It lays in a broken sprawl, head twisted around and neck bloated like a gutted fish. Its stomach gapes wide, intestines spilling across the floor in a spray of half-dried blood and stinking waste where the fat, swollen snake of the larger intestine has cracked open and dumped a puddle of rot on the linoleum like a bucket of old paint.
You lick at your lips, tongue a fluttering butterfly's wing around the edges of the wounds they carved into your face, tasting blood, hot and coppery.
"What the fuck?" the man had shouted, throwing open the door and interrupting them, somewhere in the middle of an experiment that involved prying off your fingernails, attempting to break every vertebra in your neck without injuring the spinal cord itself (with only mixed results), and carving -- aha -- carving a smile into your face.

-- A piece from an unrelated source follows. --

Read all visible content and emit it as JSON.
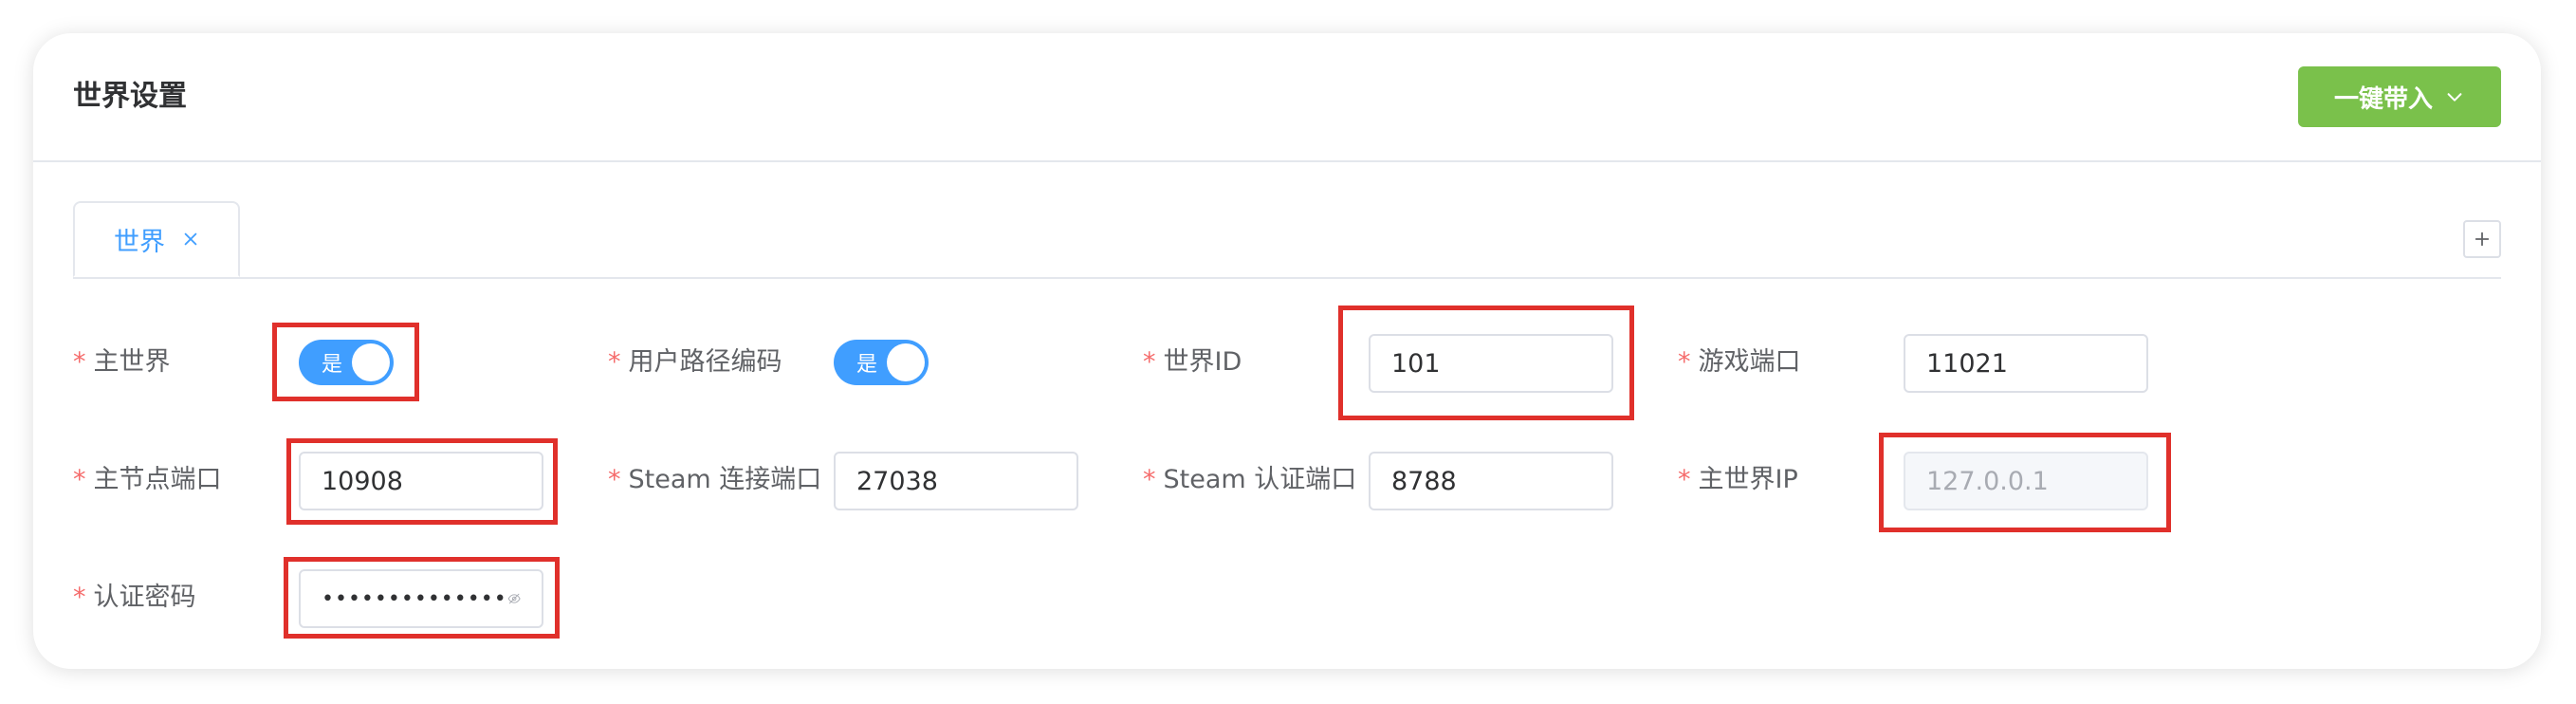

The man, oh, oh, he had stormed in, face twisted with fury into something horribly beautiful, his black coat swirling around his ankles like wings-- like bat wings. They -- ahaha -- they had gone all a-titter, panicking at having this mere human, this contaminant in their precious, oh-so-sterile laboratory, and he, the bat-man, had simple grabbed one of them by the throat and thrown them bodily into the wall. "What is this?" he had snarled, and you shiver to remember his voice, rough like gravel, like he'd swallowed a handful of broken glass.
You don't know where he is, now. You know that every time you breathe, every time you swallow, the still-oozing wound breaks open again and the blood surges forth anew.
Every time they heal you will tear at the scabs, freshen the wounds.
Breath harsh in your lungs, you claw at the wounds with fingers still bare of nails.
You are alone.
Someone is laughing.